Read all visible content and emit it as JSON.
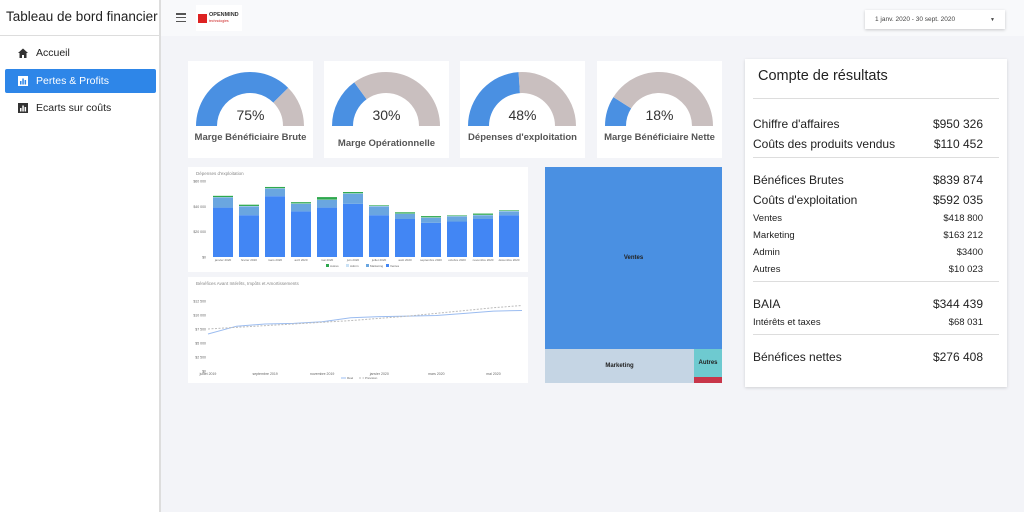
{
  "sidebar": {
    "title": "Tableau de bord financier",
    "items": [
      {
        "label": "Accueil",
        "icon": "home-icon"
      },
      {
        "label": "Pertes & Profits",
        "icon": "bar-chart-icon",
        "active": true
      },
      {
        "label": "Ecarts sur coûts",
        "icon": "bar-chart-icon"
      }
    ]
  },
  "header": {
    "logo_text": "OPENMIND",
    "logo_sub": "technologies",
    "date_range": "1 janv. 2020 - 30 sept. 2020"
  },
  "gauges": [
    {
      "label": "Marge Bénéficiaire Brute",
      "value_label": "75%",
      "value": 75
    },
    {
      "label": "Marge Opérationnelle",
      "value_label": "30%",
      "value": 30
    },
    {
      "label": "Dépenses d'exploitation",
      "value_label": "48%",
      "value": 48
    },
    {
      "label": "Marge Bénéficiaire Nette",
      "value_label": "18%",
      "value": 18
    }
  ],
  "colors": {
    "accent": "#2e86e8",
    "gauge_fill": "#4a90e2",
    "gauge_rest": "#c9bfbf",
    "ventes": "#4286f4",
    "marketing": "#6aa6e0",
    "admin": "#c9e1f5",
    "autres": "#2ea84e"
  },
  "chart_data": [
    {
      "type": "bar",
      "stacked": true,
      "title": "Dépenses d'exploitation",
      "categories": [
        "janvier 2020",
        "février 2020",
        "mars 2020",
        "avril 2020",
        "mai 2020",
        "juin 2020",
        "juillet 2020",
        "août 2020",
        "septembre 2020",
        "octobre 2020",
        "novembre 2020",
        "décembre 2020"
      ],
      "yticks": [
        "$0",
        "$20 000",
        "$40 000",
        "$60 000"
      ],
      "ylim": [
        0,
        60000
      ],
      "legend": "bottom",
      "series": [
        {
          "name": "Ventes",
          "values": [
            39000,
            33000,
            48000,
            36000,
            39000,
            42000,
            33000,
            30000,
            27000,
            28000,
            30000,
            33000
          ]
        },
        {
          "name": "Marketing",
          "values": [
            8000,
            7000,
            6000,
            6000,
            6000,
            8000,
            7000,
            4000,
            4000,
            4000,
            3000,
            3000
          ]
        },
        {
          "name": "Admin",
          "values": [
            300,
            300,
            300,
            300,
            300,
            300,
            300,
            300,
            300,
            300,
            300,
            300
          ]
        },
        {
          "name": "Autres",
          "values": [
            1000,
            1000,
            1000,
            1000,
            2000,
            1000,
            500,
            1000,
            1000,
            500,
            1000,
            500
          ]
        }
      ]
    },
    {
      "type": "line",
      "title": "Bénéfices Avant Intérêts, Impôts et Amortissements",
      "xticks": [
        "juillet 2019",
        "septembre 2019",
        "novembre 2019",
        "janvier 2020",
        "mars 2020",
        "mai 2020"
      ],
      "yticks": [
        "$0",
        "$2 500",
        "$5 000",
        "$7 500",
        "$10 000",
        "$12 500"
      ],
      "ylim": [
        0,
        12500
      ],
      "legend": "bottom",
      "x": [
        "2019-07",
        "2019-08",
        "2019-09",
        "2019-10",
        "2019-11",
        "2019-12",
        "2020-01",
        "2020-02",
        "2020-03",
        "2020-04",
        "2020-05",
        "2020-06"
      ],
      "series": [
        {
          "name": "Réel",
          "values": [
            6600,
            8000,
            8400,
            8500,
            8800,
            9500,
            9700,
            9800,
            9900,
            10300,
            10700,
            10800
          ]
        },
        {
          "name": "Prévision",
          "values": [
            7500,
            7800,
            8100,
            8400,
            8700,
            9000,
            9400,
            9800,
            10300,
            10800,
            11300,
            11700
          ]
        }
      ]
    },
    {
      "type": "treemap",
      "items": [
        {
          "name": "Ventes",
          "value": 418800
        },
        {
          "name": "Marketing",
          "value": 163212
        },
        {
          "name": "Autres",
          "value": 10023
        },
        {
          "name": "Admin",
          "value": 3400
        }
      ]
    }
  ],
  "pl": {
    "title": "Compte de résultats",
    "groups": [
      [
        {
          "label": "Chiffre d'affaires",
          "value": "$950 326",
          "size": "big"
        },
        {
          "label": "Coûts des produits vendus",
          "value": "$110 452",
          "size": "big"
        }
      ],
      [
        {
          "label": "Bénéfices Brutes",
          "value": "$839 874",
          "size": "big"
        },
        {
          "label": "Coûts d'exploitation",
          "value": "$592 035",
          "size": "big"
        },
        {
          "label": "Ventes",
          "value": "$418 800",
          "size": "small"
        },
        {
          "label": "Marketing",
          "value": "$163 212",
          "size": "small"
        },
        {
          "label": "Admin",
          "value": "$3400",
          "size": "small"
        },
        {
          "label": "Autres",
          "value": "$10 023",
          "size": "small"
        }
      ],
      [
        {
          "label": "BAIA",
          "value": "$344 439",
          "size": "big"
        },
        {
          "label": "Intérêts et taxes",
          "value": "$68 031",
          "size": "small"
        }
      ],
      [
        {
          "label": "Bénéfices nettes",
          "value": "$276 408",
          "size": "big"
        }
      ]
    ]
  }
}
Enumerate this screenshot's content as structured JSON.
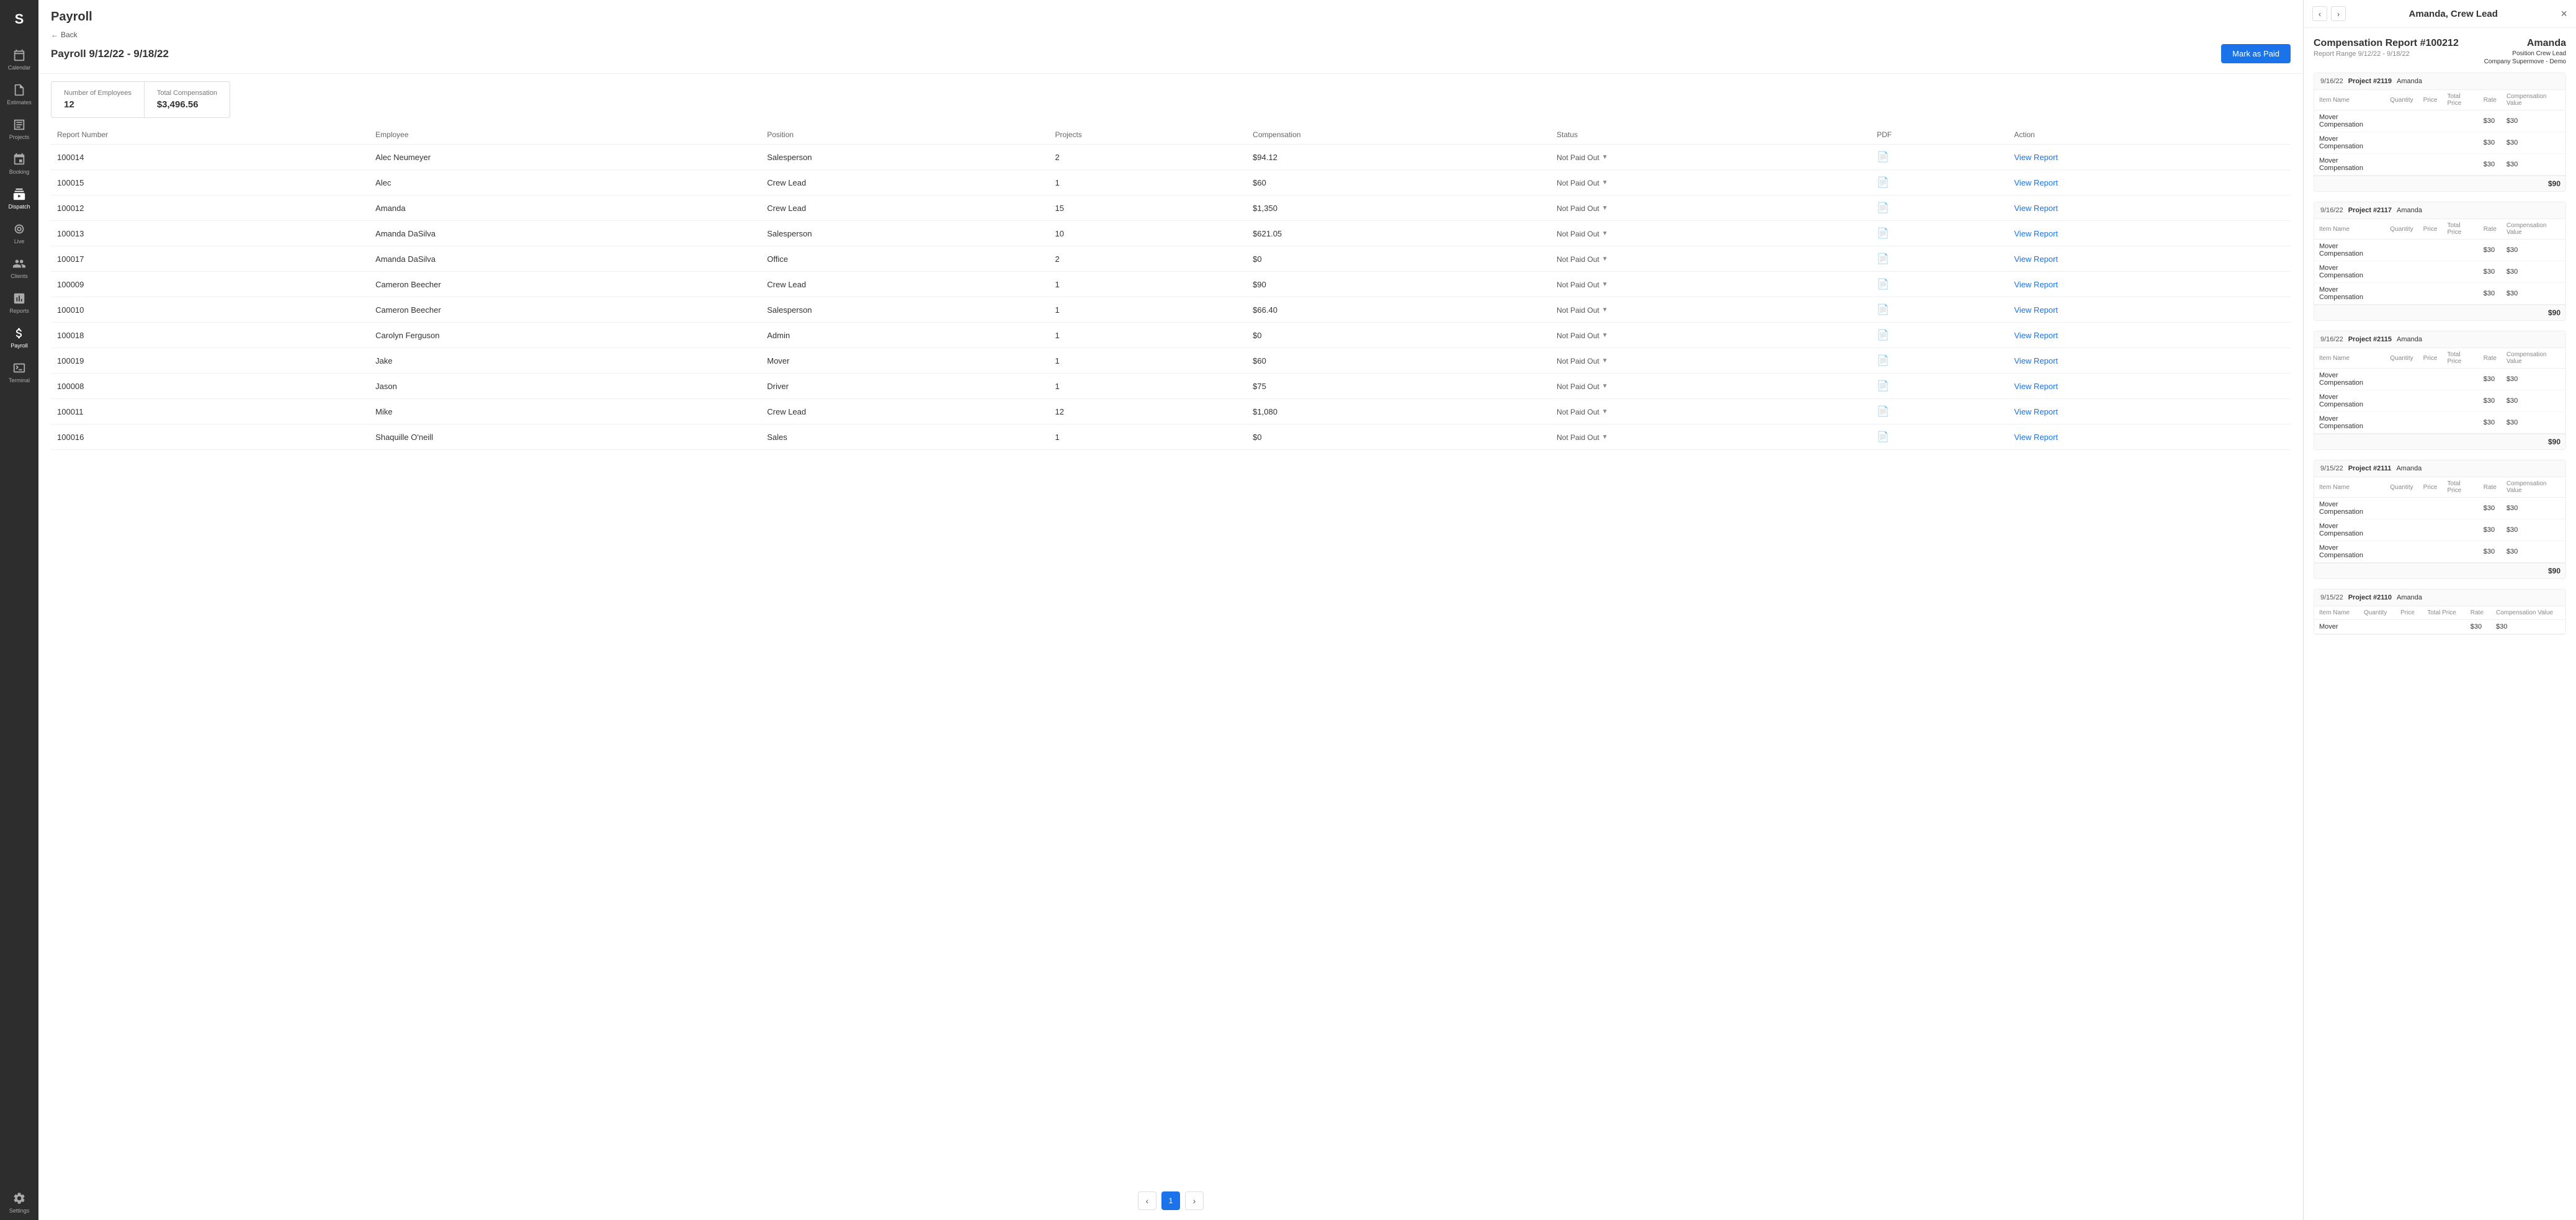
{
  "app": {
    "logo": "S"
  },
  "sidebar": {
    "items": [
      {
        "id": "calendar",
        "label": "Calendar",
        "icon": "calendar"
      },
      {
        "id": "estimates",
        "label": "Estimates",
        "icon": "estimates"
      },
      {
        "id": "projects",
        "label": "Projects",
        "icon": "projects"
      },
      {
        "id": "booking",
        "label": "Booking",
        "icon": "booking"
      },
      {
        "id": "dispatch",
        "label": "Dispatch",
        "icon": "dispatch",
        "active": true
      },
      {
        "id": "live",
        "label": "Live",
        "icon": "live"
      },
      {
        "id": "clients",
        "label": "Clients",
        "icon": "clients"
      },
      {
        "id": "reports",
        "label": "Reports",
        "icon": "reports"
      },
      {
        "id": "payroll",
        "label": "Payroll",
        "icon": "payroll",
        "active": true
      },
      {
        "id": "terminal",
        "label": "Terminal",
        "icon": "terminal"
      },
      {
        "id": "settings",
        "label": "Settings",
        "icon": "settings"
      }
    ]
  },
  "page": {
    "title": "Payroll",
    "back_label": "Back",
    "period": "Payroll 9/12/22 - 9/18/22",
    "mark_paid_label": "Mark as Paid"
  },
  "summary": {
    "num_employees_label": "Number of Employees",
    "num_employees_value": "12",
    "total_comp_label": "Total Compensation",
    "total_comp_value": "$3,496.56"
  },
  "table": {
    "columns": [
      "Report Number",
      "Employee",
      "Position",
      "Projects",
      "Compensation",
      "Status",
      "PDF",
      "Action"
    ],
    "rows": [
      {
        "report_number": "100014",
        "employee": "Alec Neumeyer",
        "position": "Salesperson",
        "projects": "2",
        "compensation": "$94.12",
        "status": "Not Paid Out",
        "action": "View Report"
      },
      {
        "report_number": "100015",
        "employee": "Alec",
        "position": "Crew Lead",
        "projects": "1",
        "compensation": "$60",
        "status": "Not Paid Out",
        "action": "View Report"
      },
      {
        "report_number": "100012",
        "employee": "Amanda",
        "position": "Crew Lead",
        "projects": "15",
        "compensation": "$1,350",
        "status": "Not Paid Out",
        "action": "View Report"
      },
      {
        "report_number": "100013",
        "employee": "Amanda DaSilva",
        "position": "Salesperson",
        "projects": "10",
        "compensation": "$621.05",
        "status": "Not Paid Out",
        "action": "View Report"
      },
      {
        "report_number": "100017",
        "employee": "Amanda DaSilva",
        "position": "Office",
        "projects": "2",
        "compensation": "$0",
        "status": "Not Paid Out",
        "action": "View Report"
      },
      {
        "report_number": "100009",
        "employee": "Cameron Beecher",
        "position": "Crew Lead",
        "projects": "1",
        "compensation": "$90",
        "status": "Not Paid Out",
        "action": "View Report"
      },
      {
        "report_number": "100010",
        "employee": "Cameron Beecher",
        "position": "Salesperson",
        "projects": "1",
        "compensation": "$66.40",
        "status": "Not Paid Out",
        "action": "View Report"
      },
      {
        "report_number": "100018",
        "employee": "Carolyn Ferguson",
        "position": "Admin",
        "projects": "1",
        "compensation": "$0",
        "status": "Not Paid Out",
        "action": "View Report"
      },
      {
        "report_number": "100019",
        "employee": "Jake",
        "position": "Mover",
        "projects": "1",
        "compensation": "$60",
        "status": "Not Paid Out",
        "action": "View Report"
      },
      {
        "report_number": "100008",
        "employee": "Jason",
        "position": "Driver",
        "projects": "1",
        "compensation": "$75",
        "status": "Not Paid Out",
        "action": "View Report"
      },
      {
        "report_number": "100011",
        "employee": "Mike",
        "position": "Crew Lead",
        "projects": "12",
        "compensation": "$1,080",
        "status": "Not Paid Out",
        "action": "View Report"
      },
      {
        "report_number": "100016",
        "employee": "Shaquille O'neill",
        "position": "Sales",
        "projects": "1",
        "compensation": "$0",
        "status": "Not Paid Out",
        "action": "View Report"
      }
    ]
  },
  "pagination": {
    "current_page": 1,
    "total_pages": 1
  },
  "right_panel": {
    "person_name": "Amanda, Crew Lead",
    "close_label": "×",
    "report_title": "Compensation Report #100212",
    "report_range_label": "Report Range",
    "report_range": "9/12/22 - 9/18/22",
    "person_display": "Amanda",
    "position_label": "Position",
    "position_value": "Crew Lead",
    "company_label": "Company",
    "company_value": "Supermove - Demo",
    "sections": [
      {
        "date": "9/16/22",
        "project": "Project #2119",
        "employee": "Amanda",
        "items": [
          {
            "name": "Mover Compensation",
            "quantity": "",
            "price": "",
            "total_price": "",
            "rate": "$30",
            "comp_value": "$30"
          },
          {
            "name": "Mover Compensation",
            "quantity": "",
            "price": "",
            "total_price": "",
            "rate": "$30",
            "comp_value": "$30"
          },
          {
            "name": "Mover Compensation",
            "quantity": "",
            "price": "",
            "total_price": "",
            "rate": "$30",
            "comp_value": "$30"
          }
        ],
        "total": "$90"
      },
      {
        "date": "9/16/22",
        "project": "Project #2117",
        "employee": "Amanda",
        "items": [
          {
            "name": "Mover Compensation",
            "quantity": "",
            "price": "",
            "total_price": "",
            "rate": "$30",
            "comp_value": "$30"
          },
          {
            "name": "Mover Compensation",
            "quantity": "",
            "price": "",
            "total_price": "",
            "rate": "$30",
            "comp_value": "$30"
          },
          {
            "name": "Mover Compensation",
            "quantity": "",
            "price": "",
            "total_price": "",
            "rate": "$30",
            "comp_value": "$30"
          }
        ],
        "total": "$90"
      },
      {
        "date": "9/16/22",
        "project": "Project #2115",
        "employee": "Amanda",
        "items": [
          {
            "name": "Mover Compensation",
            "quantity": "",
            "price": "",
            "total_price": "",
            "rate": "$30",
            "comp_value": "$30"
          },
          {
            "name": "Mover Compensation",
            "quantity": "",
            "price": "",
            "total_price": "",
            "rate": "$30",
            "comp_value": "$30"
          },
          {
            "name": "Mover Compensation",
            "quantity": "",
            "price": "",
            "total_price": "",
            "rate": "$30",
            "comp_value": "$30"
          }
        ],
        "total": "$90"
      },
      {
        "date": "9/15/22",
        "project": "Project #2111",
        "employee": "Amanda",
        "items": [
          {
            "name": "Mover Compensation",
            "quantity": "",
            "price": "",
            "total_price": "",
            "rate": "$30",
            "comp_value": "$30"
          },
          {
            "name": "Mover Compensation",
            "quantity": "",
            "price": "",
            "total_price": "",
            "rate": "$30",
            "comp_value": "$30"
          },
          {
            "name": "Mover Compensation",
            "quantity": "",
            "price": "",
            "total_price": "",
            "rate": "$30",
            "comp_value": "$30"
          }
        ],
        "total": "$90"
      },
      {
        "date": "9/15/22",
        "project": "Project #2110",
        "employee": "Amanda",
        "items": [
          {
            "name": "Mover",
            "quantity": "",
            "price": "",
            "total_price": "",
            "rate": "$30",
            "comp_value": "$30"
          }
        ],
        "total": ""
      }
    ],
    "comp_table_headers": [
      "Item Name",
      "Quantity",
      "Price",
      "Total Price",
      "Rate",
      "Compensation Value"
    ]
  }
}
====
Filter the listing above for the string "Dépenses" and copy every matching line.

      "label": "Dépenses d'exploitation",
      "title": "Dépenses d'exploitation",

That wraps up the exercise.